If you do not exercise frequently, it may be worth trying some regular activities
such as brisk walking, jogging, cycling, swimming, etc. It may also improve
posture and neck muscle tension.
4. Stress management and relaxation techniques.
5. Apply a heating pad or ice pack to your head for 5 to 10 minutes several times
6. Take a hot bath or shower to relax tense muscles.
7. Improve your posture.
8. Take frequent computer breaks to prevent eye strain.
Try complementary therapies and supplements
Complementary therapies such as osteopathy, physiotherapy and acupuncture can all help to prevent and relieve tension headaches. The goal of preventative treatment is to reduce the frequency and intensity of the headaches - the headaches may not go away completely, but they will often develop less often and be less severe. Any headache that does occur while taking preventative medication may also be eased better than previously by a painkiller.
Osteopathy may help
Tension in the neck is one of the reasons that osteopathic treatment for headaches can be so helpful. Simply by relieving the tension in the muscles and releasing the joints in the neck, osteopathic treatment for headaches can very quickly improve your symptoms.
Osteopaths use a wide range of techniques to treat and help ease headaches. These could include manipulation of the muscles that may be contributing to the headache or have become tight and cause spasms in response to the headache, together with gentle soft tissue massage, dry needling and trigger point therapy, as well as recommendations on exercises and posture correction.
Supplements may also help relieve tension headaches, checkout the following:
• Coenzyme Q10
• Vitamin B-2
However, since alternative remedies can interact with conventional medications, you should always discuss these with a doctor before taking any.
The difference between tension headaches and migraines

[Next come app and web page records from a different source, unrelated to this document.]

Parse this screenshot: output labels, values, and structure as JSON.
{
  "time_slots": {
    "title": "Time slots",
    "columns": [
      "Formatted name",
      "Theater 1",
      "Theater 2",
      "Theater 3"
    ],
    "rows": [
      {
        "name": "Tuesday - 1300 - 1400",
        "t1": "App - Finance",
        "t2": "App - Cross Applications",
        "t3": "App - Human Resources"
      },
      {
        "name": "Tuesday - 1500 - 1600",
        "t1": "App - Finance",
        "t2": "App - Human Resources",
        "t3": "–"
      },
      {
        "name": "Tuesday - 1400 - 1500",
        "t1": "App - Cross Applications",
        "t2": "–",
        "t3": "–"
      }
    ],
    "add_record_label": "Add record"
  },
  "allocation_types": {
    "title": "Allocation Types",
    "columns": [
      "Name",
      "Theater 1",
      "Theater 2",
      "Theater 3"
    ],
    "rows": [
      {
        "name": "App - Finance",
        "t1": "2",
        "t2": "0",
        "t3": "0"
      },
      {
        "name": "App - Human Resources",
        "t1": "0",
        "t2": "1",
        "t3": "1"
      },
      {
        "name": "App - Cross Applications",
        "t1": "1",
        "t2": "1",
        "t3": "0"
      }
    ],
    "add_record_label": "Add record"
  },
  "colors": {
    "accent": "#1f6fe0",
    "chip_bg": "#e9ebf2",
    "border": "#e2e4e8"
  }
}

Tension headaches can be difficult to distinguish from migraines. In addition, if you have frequent episodic tension headaches, you can also have migraines. Unlike some forms of migraine, tension headaches usually aren't associated with visual disturbances, nausea or vomiting. Although physical activity typically aggravates migraine pain, it doesn't make tension headache pain worse. An increased sensitivity to either light or sound which is a distinctive characteristic of migraine can occur with a tension headache, but it is not a common symptom. It is, however, possible for a tension-type headache to trigger a migraine attack. Unlike migraine headaches, this type of headache doesn’t run in families.
Recognize the triggers
Since tension headaches are often caused by specific triggers, identifying the factors that cause your headaches is one way to prevent future episodes. The best approach is to try to work out what triggers your headache. A headache diary can help you track the cause of your tension headaches.
A headache diary
Keep a daily record of what you eat and drink, activities, and any situations that trigger stress. Then note which days you suffer from a tension headache. As you work with the diary, you should see a pattern of behavior-tension headaches forming. Although you may not always be able to avoid all triggers, e.g. stress, you may be able to deal with these situations through breathing and relaxation techniques and exercises which may help to prevent an oncoming headache.
Don’t allow tensions headaches to ruin your life
There is no doubt that tension headaches can negatively affect your quality of life. However, as you can see there are solutions and treatments that are worth trying. The trick to managing your tension headache is often a balance between fostering healthy habits, finding effective non-drug treatments and using medications appropriately. Find this balance and you will see that happiness is ….suddenly realizing that your headache has disappeared.
Miriam Lipshitz is the Back into Shape team IDD technician, clinical receptionist and blogger. She is a South African qualified and experienced teacher by profession with wide ranging experience in research and writing.